But what does each term mean? Coworking is often used to describe a flexible workspace where members rent a desk on an irregular basis.
However, the gig economy means different things to different people. But, in essence, workers get paid for short term “gigs”. These workers are usually on zero-hour contracts and have limited employee benefits. For example, they may not get sick leave, holiday pay, or a pension plan, but compared to permanent workers, they do get a lot more flexibility.
More than one-third of U.S. workers (that’s 57 million people) are in the gig economy. By 2020, this proportion is predicted to rise to 40%. In 2018, the number of coworking spaces in the U.S. also rose by 16% with more than 5,000 spaces projected to exist by the end of 2019.
So, what’s the reason behind the growth in these two work trends?
The links between coworking and the gig economy
Coworking spaces give gig workers the flexibility to use a workspace as and when they need without any restrictive and expensive rental agreements.
That’s not all. Most coworking spaces also foster a sense of community, which is an important asset if you’re a solopreneur and miss the company of your coworkers. Research reveals 83% of people are less lonely since joining a coworking space, and 80% turn to other coworking members for help or guidance.
What’s more, coworking spaces give gig workers the perfect place to meet and network. They often help people forge important work relationships and expand their businesses. Not to mention the free tea and coffee that’s often offered, as well as a load of other amenities.
For coworking spaces, gig workers can help maximize their income by providing the bums on seats required to fill a space.

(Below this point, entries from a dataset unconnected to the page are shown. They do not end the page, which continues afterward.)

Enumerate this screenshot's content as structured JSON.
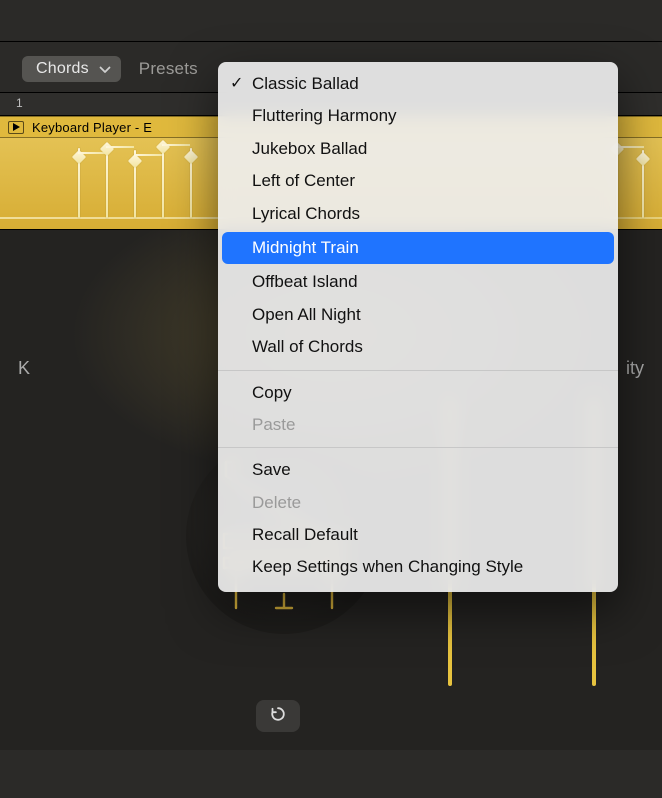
{
  "toolbar": {
    "chords_label": "Chords",
    "presets_label": "Presets"
  },
  "timeline": {
    "marker1": "1"
  },
  "track": {
    "header_label": "Keyboard Player - E"
  },
  "panel": {
    "left_label": "K",
    "right_label": "ity"
  },
  "menu": {
    "presets": [
      {
        "label": "Classic Ballad",
        "checked": true,
        "highlight": false
      },
      {
        "label": "Fluttering Harmony",
        "checked": false,
        "highlight": false
      },
      {
        "label": "Jukebox Ballad",
        "checked": false,
        "highlight": false
      },
      {
        "label": "Left of Center",
        "checked": false,
        "highlight": false
      },
      {
        "label": "Lyrical Chords",
        "checked": false,
        "highlight": false
      },
      {
        "label": "Midnight Train",
        "checked": false,
        "highlight": true
      },
      {
        "label": "Offbeat Island",
        "checked": false,
        "highlight": false
      },
      {
        "label": "Open All Night",
        "checked": false,
        "highlight": false
      },
      {
        "label": "Wall of Chords",
        "checked": false,
        "highlight": false
      }
    ],
    "actions1": [
      {
        "label": "Copy",
        "disabled": false
      },
      {
        "label": "Paste",
        "disabled": true
      }
    ],
    "actions2": [
      {
        "label": "Save",
        "disabled": false
      },
      {
        "label": "Delete",
        "disabled": true
      },
      {
        "label": "Recall Default",
        "disabled": false
      },
      {
        "label": "Keep Settings when Changing Style",
        "disabled": false
      }
    ]
  }
}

In fact, JLL predicts coworking will make up 30% of all commercial real estate in the next decade.
Why the rise in coworking and the gig economy?
Technology is the great enabler of both the gig economy and coworking. Many jobs no longer require people to physically be in the office.
For example, cloud-based technologies are driving an increasingly mobile workforce where you just need to login to clock in. Plus, apps like Uber help connect gig workers to potential customers.
Simply put, without the right technologies and spaces, gig economy workers cannot find work, achieve their goals, or share their services with the world.